WHAT TO PRODUCE: What is the number of lines in these entries that contain "into"? State it alone.
/---
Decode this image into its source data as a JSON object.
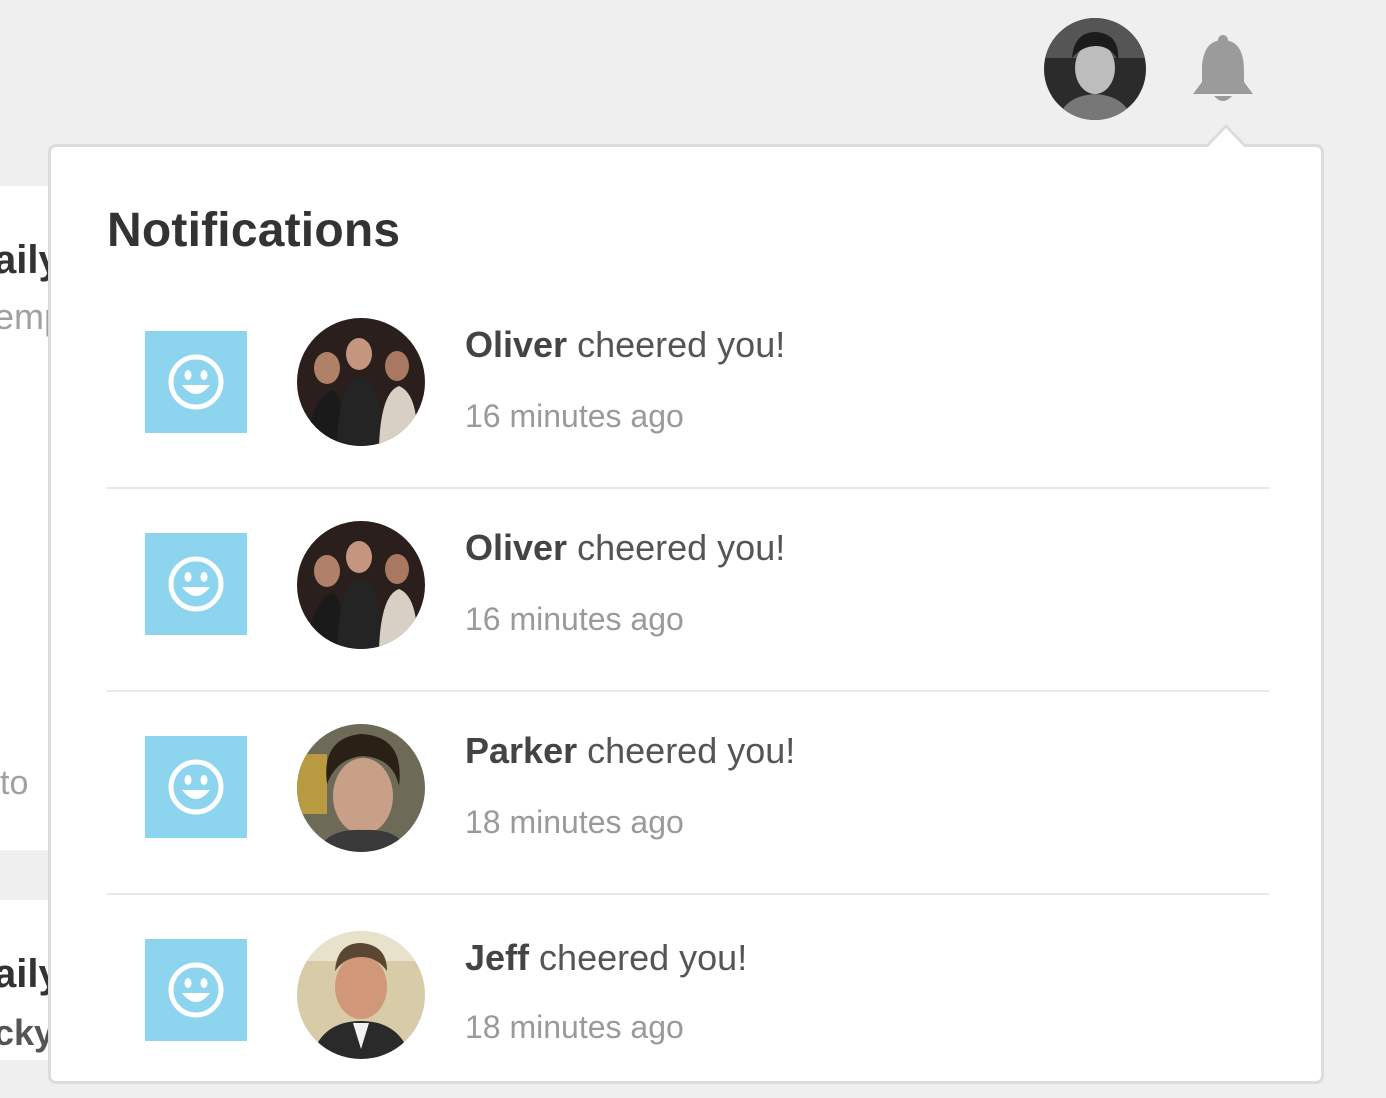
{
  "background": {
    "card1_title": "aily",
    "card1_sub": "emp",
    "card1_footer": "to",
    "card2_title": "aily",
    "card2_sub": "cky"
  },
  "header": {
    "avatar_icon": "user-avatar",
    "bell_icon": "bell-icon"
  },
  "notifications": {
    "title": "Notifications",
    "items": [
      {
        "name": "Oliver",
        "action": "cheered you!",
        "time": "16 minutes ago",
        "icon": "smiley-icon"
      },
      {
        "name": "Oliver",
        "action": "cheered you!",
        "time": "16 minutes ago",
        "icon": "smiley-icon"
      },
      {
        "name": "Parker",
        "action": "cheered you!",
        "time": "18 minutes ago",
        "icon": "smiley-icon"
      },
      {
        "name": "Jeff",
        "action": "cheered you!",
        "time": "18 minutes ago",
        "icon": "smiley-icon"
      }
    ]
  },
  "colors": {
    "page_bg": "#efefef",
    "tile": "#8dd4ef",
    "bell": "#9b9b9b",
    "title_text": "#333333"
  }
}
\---
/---
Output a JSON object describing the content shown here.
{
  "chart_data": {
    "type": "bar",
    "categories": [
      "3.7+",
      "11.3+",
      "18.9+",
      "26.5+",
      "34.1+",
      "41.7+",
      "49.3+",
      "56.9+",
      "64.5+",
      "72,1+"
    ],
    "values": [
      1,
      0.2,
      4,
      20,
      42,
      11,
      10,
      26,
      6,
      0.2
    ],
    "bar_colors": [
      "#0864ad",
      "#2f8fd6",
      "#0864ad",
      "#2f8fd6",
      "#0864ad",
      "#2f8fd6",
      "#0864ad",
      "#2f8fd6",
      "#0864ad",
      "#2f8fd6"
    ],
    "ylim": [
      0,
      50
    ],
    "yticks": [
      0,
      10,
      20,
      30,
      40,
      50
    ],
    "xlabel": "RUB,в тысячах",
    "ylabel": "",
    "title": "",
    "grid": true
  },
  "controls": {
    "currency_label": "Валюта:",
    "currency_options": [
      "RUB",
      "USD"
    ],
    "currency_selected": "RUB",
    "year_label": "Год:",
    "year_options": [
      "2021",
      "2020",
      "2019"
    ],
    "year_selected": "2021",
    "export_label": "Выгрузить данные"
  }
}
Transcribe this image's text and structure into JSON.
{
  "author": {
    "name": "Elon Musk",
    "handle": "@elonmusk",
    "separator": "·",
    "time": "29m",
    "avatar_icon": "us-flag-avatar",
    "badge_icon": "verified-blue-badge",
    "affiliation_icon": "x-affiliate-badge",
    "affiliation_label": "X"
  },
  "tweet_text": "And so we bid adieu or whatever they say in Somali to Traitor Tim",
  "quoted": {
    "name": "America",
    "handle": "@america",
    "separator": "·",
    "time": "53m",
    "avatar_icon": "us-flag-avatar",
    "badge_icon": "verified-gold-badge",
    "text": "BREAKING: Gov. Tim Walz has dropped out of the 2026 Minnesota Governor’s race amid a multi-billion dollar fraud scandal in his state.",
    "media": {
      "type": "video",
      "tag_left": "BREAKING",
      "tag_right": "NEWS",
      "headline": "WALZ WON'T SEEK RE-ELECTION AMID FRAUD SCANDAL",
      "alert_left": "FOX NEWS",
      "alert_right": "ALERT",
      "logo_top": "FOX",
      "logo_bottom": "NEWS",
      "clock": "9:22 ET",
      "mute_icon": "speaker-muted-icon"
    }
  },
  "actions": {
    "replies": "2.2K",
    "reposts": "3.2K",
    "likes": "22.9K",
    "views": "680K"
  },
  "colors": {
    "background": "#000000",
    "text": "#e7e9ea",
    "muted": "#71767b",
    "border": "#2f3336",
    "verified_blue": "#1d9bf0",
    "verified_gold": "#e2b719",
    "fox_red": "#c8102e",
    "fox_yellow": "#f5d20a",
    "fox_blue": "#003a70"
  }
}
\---
TASK RESULT: 2